The capability, liberty, and right to perform what one wills. The word implies also the physical and mental ability for accomplishing the end desired. Authority refers especially to the right one has, by virtue of his office, position, or relationship, to command obedience. The centurion was 'a man under authority,' who knew what it meant to be subject to others higher in authority than himself, and who also himself exercised authority over the soldiers placed under him (Mt 8:8-9). In like manner 'Herod's jurisdiction' (Lu 23:7) was his authority over the province which he ruled. Hence the authority of any person accords with the nature of his office or position, so that we speak of the authority of a husband, a parent, an apostle, a judge, or of any civil ruler.

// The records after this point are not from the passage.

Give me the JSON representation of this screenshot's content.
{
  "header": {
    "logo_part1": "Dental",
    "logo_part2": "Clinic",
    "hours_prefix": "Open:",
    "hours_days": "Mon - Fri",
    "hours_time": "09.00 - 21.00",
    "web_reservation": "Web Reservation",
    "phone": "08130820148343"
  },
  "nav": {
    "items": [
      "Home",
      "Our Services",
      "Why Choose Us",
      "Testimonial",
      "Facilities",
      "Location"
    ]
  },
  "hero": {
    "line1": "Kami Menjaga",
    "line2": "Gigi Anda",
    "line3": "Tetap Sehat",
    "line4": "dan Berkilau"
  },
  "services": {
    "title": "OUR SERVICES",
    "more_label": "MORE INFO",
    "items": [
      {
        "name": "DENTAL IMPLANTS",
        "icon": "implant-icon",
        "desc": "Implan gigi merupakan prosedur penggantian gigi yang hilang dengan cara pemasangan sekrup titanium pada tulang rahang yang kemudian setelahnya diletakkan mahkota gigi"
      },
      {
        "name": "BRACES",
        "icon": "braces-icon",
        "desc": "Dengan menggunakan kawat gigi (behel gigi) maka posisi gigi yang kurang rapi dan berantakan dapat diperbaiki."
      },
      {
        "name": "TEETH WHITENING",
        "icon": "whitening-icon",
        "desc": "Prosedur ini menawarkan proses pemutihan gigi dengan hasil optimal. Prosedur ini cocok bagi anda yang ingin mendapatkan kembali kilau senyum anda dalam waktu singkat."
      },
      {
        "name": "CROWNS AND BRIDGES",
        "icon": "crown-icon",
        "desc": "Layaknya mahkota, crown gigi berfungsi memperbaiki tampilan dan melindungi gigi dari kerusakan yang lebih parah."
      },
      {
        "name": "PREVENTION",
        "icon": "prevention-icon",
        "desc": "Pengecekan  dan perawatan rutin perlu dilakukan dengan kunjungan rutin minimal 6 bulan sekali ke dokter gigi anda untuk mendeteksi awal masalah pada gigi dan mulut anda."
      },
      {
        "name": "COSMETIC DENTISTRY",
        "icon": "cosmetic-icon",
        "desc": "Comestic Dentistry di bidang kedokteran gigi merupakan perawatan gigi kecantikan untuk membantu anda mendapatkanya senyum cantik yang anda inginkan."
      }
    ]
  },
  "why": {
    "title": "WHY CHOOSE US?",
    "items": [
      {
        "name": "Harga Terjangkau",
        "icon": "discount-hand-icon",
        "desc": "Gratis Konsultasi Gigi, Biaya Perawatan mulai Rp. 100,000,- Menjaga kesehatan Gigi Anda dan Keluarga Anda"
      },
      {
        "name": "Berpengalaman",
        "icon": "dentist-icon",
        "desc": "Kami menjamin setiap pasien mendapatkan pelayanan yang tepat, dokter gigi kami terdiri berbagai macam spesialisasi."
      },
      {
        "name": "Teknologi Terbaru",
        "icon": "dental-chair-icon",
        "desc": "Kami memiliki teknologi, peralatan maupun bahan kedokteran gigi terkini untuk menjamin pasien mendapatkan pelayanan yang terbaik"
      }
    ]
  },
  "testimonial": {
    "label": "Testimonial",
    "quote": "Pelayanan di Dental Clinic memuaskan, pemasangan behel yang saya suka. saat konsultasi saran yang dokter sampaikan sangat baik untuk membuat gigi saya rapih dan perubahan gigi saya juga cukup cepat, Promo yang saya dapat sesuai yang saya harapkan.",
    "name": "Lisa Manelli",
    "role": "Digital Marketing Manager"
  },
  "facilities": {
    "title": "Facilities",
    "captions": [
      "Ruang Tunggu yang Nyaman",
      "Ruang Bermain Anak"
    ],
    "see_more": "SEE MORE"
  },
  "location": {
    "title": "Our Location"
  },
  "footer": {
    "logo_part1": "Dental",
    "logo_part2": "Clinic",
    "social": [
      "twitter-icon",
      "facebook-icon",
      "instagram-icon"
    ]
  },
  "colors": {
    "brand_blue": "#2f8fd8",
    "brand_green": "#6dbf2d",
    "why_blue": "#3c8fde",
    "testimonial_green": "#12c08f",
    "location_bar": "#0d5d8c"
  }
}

The magistrates who are called in Ro 13:1 'the higher powers,' are strictly the highly exalted and honoured authorities of the State, who are to be obeyed in all that is right, and reverenced as the 'ministers of God for good.' God is Himself the highest authority in heaven and on earth, but He has also given unto His Son 'authority on earth to forgive sins' (Mt 9:6) and to execute judgment (Joh 5:27). After His resurrection Jesus Himself declared: 'All authority hath been given unto me in heaven and on earth' (Mt 28:18; cf. Col 2:10; 1Pe 3:22). In the plural the word is used in Eph 2:2; 3:10; 6:12; Col 1:16; 2:15, to denote good and evil angels, who are supposed to hold various degrees and ranks of authority. See Dominion, Power.
M. S. Terry.